“Actions can be taken in the near-term, based on existing knowledge, to address desertification, land degradation and food security while supporting longer-term responses that enable adaptation and mitigation to climate change…”

Near-term action to address climate change adaptation and mitigation, desertification, land degradation and food security can bring social, ecological, economic, and development co-benefits. Co-benefits can contribute to poverty eradication and more resilient livelihoods for those who are vulnerable. With record spring rains in the Midwest, heatwaves in Europe, devastating wildfires in the Amazon and across Central Africa, and the warmest month ever recorded this past July, we are all looking a little vulnerable right now.

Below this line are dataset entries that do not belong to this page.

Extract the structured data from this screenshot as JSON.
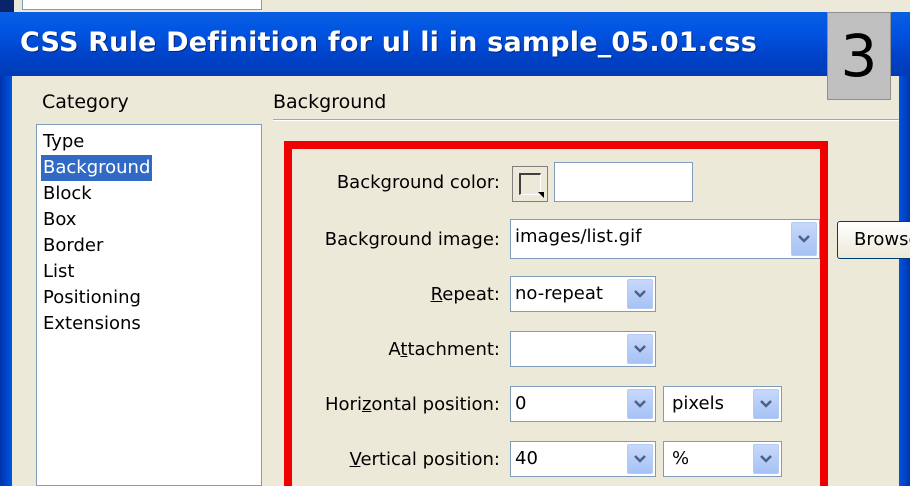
{
  "dialog": {
    "title": "CSS Rule Definition for ul li in sample_05.01.css",
    "step_number": "3"
  },
  "category": {
    "label": "Category",
    "items": [
      "Type",
      "Background",
      "Block",
      "Box",
      "Border",
      "List",
      "Positioning",
      "Extensions"
    ],
    "selected": "Background"
  },
  "section": {
    "title": "Background"
  },
  "fields": {
    "background_color": {
      "label": "Background color:",
      "value": ""
    },
    "background_image": {
      "label": "Background image:",
      "value": "images/list.gif",
      "browse_label": "Browse..."
    },
    "repeat": {
      "label": "Repeat:",
      "value": "no-repeat"
    },
    "attachment": {
      "label": "Attachment:",
      "value": ""
    },
    "horizontal_position": {
      "label": "Horizontal position:",
      "value": "0",
      "unit": "pixels"
    },
    "vertical_position": {
      "label": "Vertical position:",
      "value": "40",
      "unit": "%"
    }
  },
  "colors": {
    "title_bar": "#0054e3",
    "highlight": "#f00000",
    "selection": "#316ac5"
  }
}
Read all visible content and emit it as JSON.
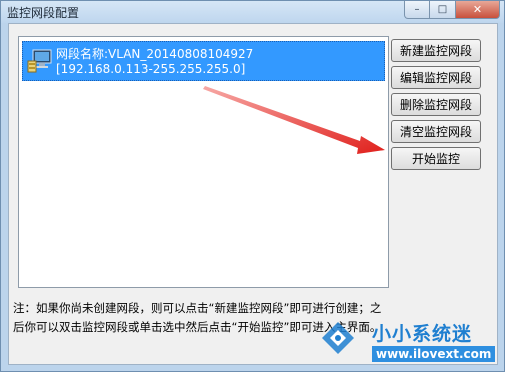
{
  "window": {
    "title": "监控网段配置",
    "controls": {
      "minimize": "–",
      "maximize": "□",
      "close": "✕"
    }
  },
  "segment_list": {
    "items": [
      {
        "name_line": "网段名称:VLAN_20140808104927",
        "range_line": "[192.168.0.113-255.255.255.0]",
        "selected": true,
        "icon": "network-computer-icon"
      }
    ]
  },
  "buttons": {
    "new_segment": "新建监控网段",
    "edit_segment": "编辑监控网段",
    "delete_segment": "删除监控网段",
    "clear_segment": "清空监控网段",
    "start_monitor": "开始监控"
  },
  "note": {
    "text": "注：如果你尚未创建网段，则可以点击“新建监控网段”即可进行创建；之后你可以双击监控网段或单击选中然后点击“开始监控”即可进入主界面。"
  },
  "annotation": {
    "arrow_color": "#e0201c",
    "icon": "red-arrow-icon"
  },
  "watermark": {
    "cn": "小小系统迷",
    "url": "www.ilovext.com",
    "color": "#1f7fd0"
  }
}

Despite those challenges, it is comforting to know that the authors of the IPCC report, as well as the United Nations delegates who can veto any portion of the executive summary, think we can handle this.

Photo: Patrick Williams

Read more about Openlands’ efforts to address the climate crisis or email climate@openlands.org for more information.

Links, Livestock, and Local Food

Openlands works to promote and protect healthy lands across northeastern Illinois. With so much of our region dedicated to agriculture, this vision must include farmland, so we support small and local farmers, interested in conservation-friendly land management practices, to secure new land for sustainable agriculture.

In late 2017, Openlands identified a unique opportunity for agricultural land protection: the Plum Tree National property, an approximately 265-acre former golf course located in rural McHenry County, just outside the small farm town of Harvard, Illinois. Abandoned golf courses typically feature vacant or naturalized areas, substantial acreage, and existing infrastructure that could support a logical transition from golf course use to agricultural operations. These features make golf course properties an attractive option for farmers looking for large tracts of land.

Openlands hoped to convert the site to agricultural grazing to help increase opportunities for sustainable local food farming. We also wanted to provide financial support for a farmer to implement the infrastructure that was required to make the business viable and profitable with the assistance of Food:Land:Opportunity.

However, when we conducted soil sampling during the initial due diligence process, we found soil contamination that rendered the property unfit for a swift and economical transition into grazing use. This meant the project couldn’t proceed, but we realized that we have learned a number of important lessons. Openlands’ experience with the Plum Tree National property revealed that golf course properties may present other unique challenges. To plan ahead for those challenges, we published a new report to assist farmers, land trusts, and other conservation agencies think through the work.

Full Report: Links, Livestock, and Local Food — Challenges of Converting a Golf Course Into a Sustainable Local Food Operation


due-diligence-02.jpg

Although the project to create a local grazing operation on the former Plum Tree National golf course property did not come to fruition, Openlands remains hopeful about the possibilities of such land use conversions in the future. As golf courses trend towards closure and sale across the U.S., more such properties will become available in the coming years. Additionally, we hope that our experience can serve as an example for land conservation organizations across the country.

As Chicago’s regional land trust and one of the only land trusts to work in a major metropolitan area, Openlands is uniquely positioned to test innovative land protection models like this. We recognize that these lessons need to be learned and we are willing to take these risk, conduct these studies, and share the results to better inform the land trust community across the country. The story of Plum Tree can inform other opportunities for Openlands, and these lessons will help protect more agricultural land and help to localize food systems across the country.


Food:Land:Opportunity supports Openlands’ work testing new and innovative models that combine agriculture and land conservation, including the Plum Tree National project.

For more information, please contact Aimee Collins, Director of Regional Conservation at acollins@openlands.org.